As the half way point of the of the 50’s decade approached Cook County was experiencing its largest population boom in history. During the decade 3/4 of a million people would either move in or be born in Cook County making it the most populous county in the United States at 41/2 million people. Much of this population increase would reside in newly incorporated suburban towns such as Rolling Meadows, Buffalo Grove, Sauk Village, Country Club Hills, Schaumburg, Hoffman Estates and Palos Hills. During that same decade the city of Chicago would record its first population decrease of about 70,000 people according to the 1960 US Census. The few miles of expressways served none of these new towns.
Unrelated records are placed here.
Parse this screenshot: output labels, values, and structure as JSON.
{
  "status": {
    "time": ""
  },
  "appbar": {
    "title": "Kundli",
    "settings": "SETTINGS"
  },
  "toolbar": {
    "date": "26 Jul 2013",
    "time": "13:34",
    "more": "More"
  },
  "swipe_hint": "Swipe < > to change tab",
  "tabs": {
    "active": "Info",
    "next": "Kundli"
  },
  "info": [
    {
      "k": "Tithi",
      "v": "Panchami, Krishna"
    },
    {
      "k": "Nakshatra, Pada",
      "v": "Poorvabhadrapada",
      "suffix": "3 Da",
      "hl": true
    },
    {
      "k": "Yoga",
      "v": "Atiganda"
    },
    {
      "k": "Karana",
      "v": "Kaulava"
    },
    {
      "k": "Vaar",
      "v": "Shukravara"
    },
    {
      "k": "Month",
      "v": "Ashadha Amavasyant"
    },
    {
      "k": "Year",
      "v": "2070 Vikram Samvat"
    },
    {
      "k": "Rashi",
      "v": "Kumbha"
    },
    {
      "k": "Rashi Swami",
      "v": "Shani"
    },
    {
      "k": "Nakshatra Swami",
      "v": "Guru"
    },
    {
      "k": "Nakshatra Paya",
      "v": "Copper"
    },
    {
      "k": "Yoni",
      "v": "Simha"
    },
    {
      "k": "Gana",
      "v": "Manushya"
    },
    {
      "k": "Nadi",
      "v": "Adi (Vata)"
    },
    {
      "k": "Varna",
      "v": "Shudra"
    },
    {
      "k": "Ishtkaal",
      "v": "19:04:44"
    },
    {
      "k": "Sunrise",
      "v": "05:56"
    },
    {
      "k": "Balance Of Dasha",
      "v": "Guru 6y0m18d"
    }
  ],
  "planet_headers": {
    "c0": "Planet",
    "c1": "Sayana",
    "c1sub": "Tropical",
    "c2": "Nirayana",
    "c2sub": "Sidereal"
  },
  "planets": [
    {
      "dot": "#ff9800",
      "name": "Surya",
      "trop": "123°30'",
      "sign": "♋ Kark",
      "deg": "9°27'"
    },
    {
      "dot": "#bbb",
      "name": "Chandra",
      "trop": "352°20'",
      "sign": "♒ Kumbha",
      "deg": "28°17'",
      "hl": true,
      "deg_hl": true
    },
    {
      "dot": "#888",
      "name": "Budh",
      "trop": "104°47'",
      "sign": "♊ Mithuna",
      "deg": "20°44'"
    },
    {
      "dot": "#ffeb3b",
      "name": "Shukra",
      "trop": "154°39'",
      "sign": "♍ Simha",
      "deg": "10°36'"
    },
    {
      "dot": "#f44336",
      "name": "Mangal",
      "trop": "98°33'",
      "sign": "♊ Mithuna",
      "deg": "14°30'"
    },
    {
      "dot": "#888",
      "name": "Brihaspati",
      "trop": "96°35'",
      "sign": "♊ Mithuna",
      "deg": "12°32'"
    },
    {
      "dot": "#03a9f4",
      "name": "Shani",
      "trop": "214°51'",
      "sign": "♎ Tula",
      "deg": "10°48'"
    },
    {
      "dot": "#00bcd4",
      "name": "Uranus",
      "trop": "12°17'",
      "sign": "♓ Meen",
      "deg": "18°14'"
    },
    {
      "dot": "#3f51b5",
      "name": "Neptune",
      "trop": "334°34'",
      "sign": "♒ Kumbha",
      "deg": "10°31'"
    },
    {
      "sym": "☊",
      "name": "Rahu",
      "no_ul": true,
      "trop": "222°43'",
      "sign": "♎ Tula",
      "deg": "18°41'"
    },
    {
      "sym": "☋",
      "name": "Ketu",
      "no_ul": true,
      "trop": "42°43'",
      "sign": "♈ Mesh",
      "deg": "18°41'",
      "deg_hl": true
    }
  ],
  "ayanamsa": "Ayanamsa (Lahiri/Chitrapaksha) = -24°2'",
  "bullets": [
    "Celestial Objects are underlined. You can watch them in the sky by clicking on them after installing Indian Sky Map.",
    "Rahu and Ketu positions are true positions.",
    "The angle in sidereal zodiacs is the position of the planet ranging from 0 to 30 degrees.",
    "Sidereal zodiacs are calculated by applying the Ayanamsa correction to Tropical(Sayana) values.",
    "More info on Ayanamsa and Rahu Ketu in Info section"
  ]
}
The accelerated move to the suburbs spawned the automobile dependent shopping center considered to be an obvious answer to the very limited downtown parking since the typical urban shopper now arrived in an automobile. The move to shopping centers was led by a postwar phenomenon called national discounters. Whereas discounters had previously been side street or Maxwell Street operations, their new business model made them fore runners of the big box stores with names like Robert Hall, Korvettes and Topps. The downtown merchants who could afford the move followed them into the centers. Old Orchard with Marshall Field’s as their flagship (one of the downtown merchants that could afford to expand to the suburbs) had a regional draw due to their location next to and at an interchange of one of the first expressways.
By 1955 five million TV sets per year were being sold. This was in contrast to the earlier peak in radio sales, which never reached 2 million per year. At parties businessmen and salesmen were showing friends and fellow workers “little rectangles of plastic issued by Diners Club-ahead lay the wonders of credit card living”. The American public was on a buying spree and needed a way to get some place to spend their money.
The automobiles that would grace the expressway as they were built in the next decade would be significantly different than those of the early 50's. Flat head six cylinder engines would be largely replaced by the big hit the small block V8 engine. It’s introduction in the 1955 Chevrolet ushered in an era of more powerful and faster and probably more reliable automobiles. Some of the more enduring automobile icons such as the Corvette and Thunderbird were a product of this mid decade period. This period was also the time of sheet metal excess in automobiles. A Cadillac El Dorado costing $13,000 with tail fins that were nearly as high as the car roof and the ill-fated Edsel were an examples. During the 50's the cars that were produced grew bigger and gaudier each year. But the October 1957 launch of Sputnik prompted much soul searching on the part of the American public. This introspection resulted in a more serious view of consumer consumption habits leading to the demise of the 250 million dollar investment by Ford and a change in how the cars where marketed in Detroit. By 1959 when the last of the Ford Edsel’s come off the production line momentum had shifted to more practical and powerful cars to meet the demand of the American public and operate on the high speed facilities in the offering.
Meanwhile Cook County was still following the program set out by former Cook County Highway Superintendent George Quinlan when the Illinois Supreme Court set aside the 1939 bonding legislation. Without the bonding the highway department focused its efforts in suburban areas where the minimal amount of available county funds could provide meaningful results and forged a self contained Highway Department designed to build expressways when the city and state could not. Between 1950 and 1951 parts of three suburban expressways designed by the county were opened to traffic-the Kingery Parkway and the Calumet Parkway in 1950 followed by Edens Superhighway in 1951. It would not be until 1954 that the state with their new gas tax increase could become a real partner in building Cook County expressways and the city had to await the federal interstate money before they could sign on as a full participant. The rest of the urban expressway construction would not be as easy but would be much more of a joint effort as envisioned back in 1939 when the original plan for the Cook County expressways was approved by the partners.